### WORK TASK
Go through the entries below. Copy each line in which "this" appears.

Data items
^^^^

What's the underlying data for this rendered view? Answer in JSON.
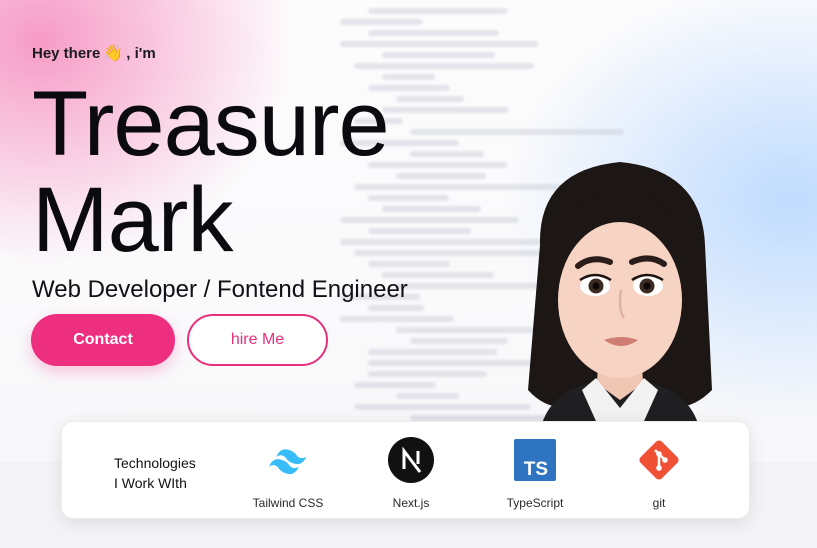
{
  "hero": {
    "greeting": "Hey there",
    "greeting_emoji": "👋",
    "greeting_suffix": ", i'm",
    "name_line1": "Treasure",
    "name_line2": "Mark",
    "role": "Web Developer / Fontend Engineer"
  },
  "actions": {
    "contact_label": "Contact",
    "hire_label": "hire Me"
  },
  "technologies": {
    "title_line1": "Technologies",
    "title_line2": "I Work WIth",
    "items": [
      {
        "label": "Tailwind CSS",
        "icon": "tailwind-icon",
        "color": "#38bdf8"
      },
      {
        "label": "Next.js",
        "icon": "nextjs-icon",
        "color": "#111111"
      },
      {
        "label": "TypeScript",
        "icon": "typescript-icon",
        "color": "#2f74c0"
      },
      {
        "label": "git",
        "icon": "git-icon",
        "color": "#f05033"
      }
    ]
  },
  "colors": {
    "accent": "#ee2f80",
    "pink_glow": "#f696c3",
    "blue_glow": "#b5d6ff"
  }
}
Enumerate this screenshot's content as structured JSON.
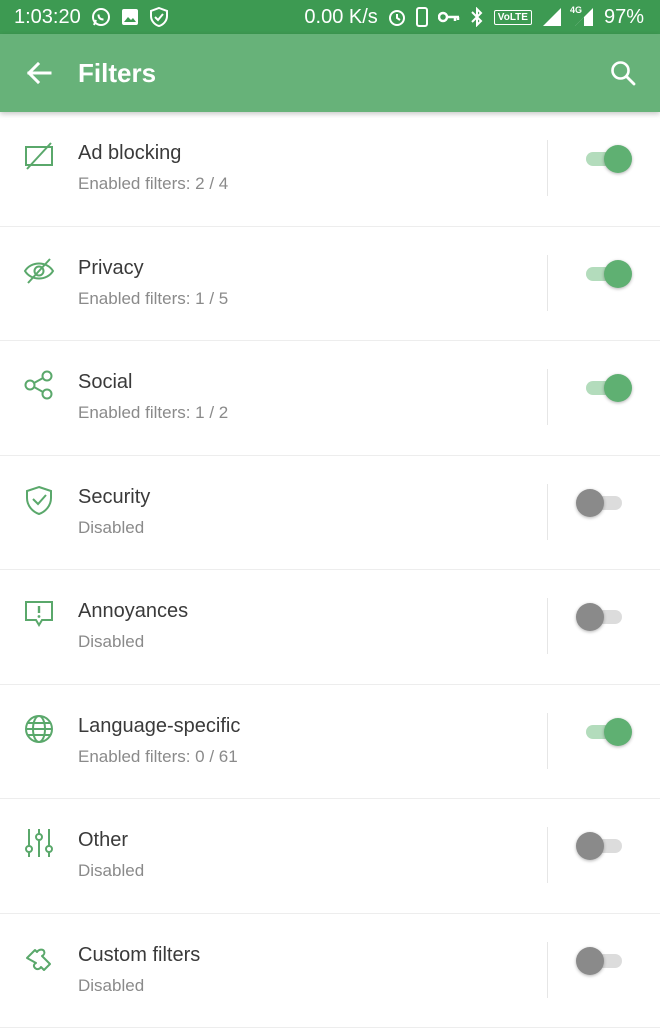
{
  "status_bar": {
    "time": "1:03:20",
    "speed": "0.00 K/s",
    "volte": "VoLTE",
    "network": "4G",
    "battery": "97%"
  },
  "app_bar": {
    "title": "Filters"
  },
  "colors": {
    "status_bar": "#3d9a52",
    "app_bar": "#67b279",
    "accent": "#5fb072",
    "icon": "#5aa86b"
  },
  "filters": [
    {
      "icon": "ad-blocking-icon",
      "title": "Ad blocking",
      "subtitle": "Enabled filters: 2 / 4",
      "enabled": true
    },
    {
      "icon": "privacy-icon",
      "title": "Privacy",
      "subtitle": "Enabled filters: 1 / 5",
      "enabled": true
    },
    {
      "icon": "social-icon",
      "title": "Social",
      "subtitle": "Enabled filters: 1 / 2",
      "enabled": true
    },
    {
      "icon": "security-shield-icon",
      "title": "Security",
      "subtitle": "Disabled",
      "enabled": false
    },
    {
      "icon": "annoyances-icon",
      "title": "Annoyances",
      "subtitle": "Disabled",
      "enabled": false
    },
    {
      "icon": "globe-icon",
      "title": "Language-specific",
      "subtitle": "Enabled filters: 0 / 61",
      "enabled": true
    },
    {
      "icon": "sliders-icon",
      "title": "Other",
      "subtitle": "Disabled",
      "enabled": false
    },
    {
      "icon": "puzzle-icon",
      "title": "Custom filters",
      "subtitle": "Disabled",
      "enabled": false
    }
  ]
}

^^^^

### ANSWER BOX
What's the underlying data for this rendered view? Answer in JSON.
Enumerate this screenshot's content as structured JSON.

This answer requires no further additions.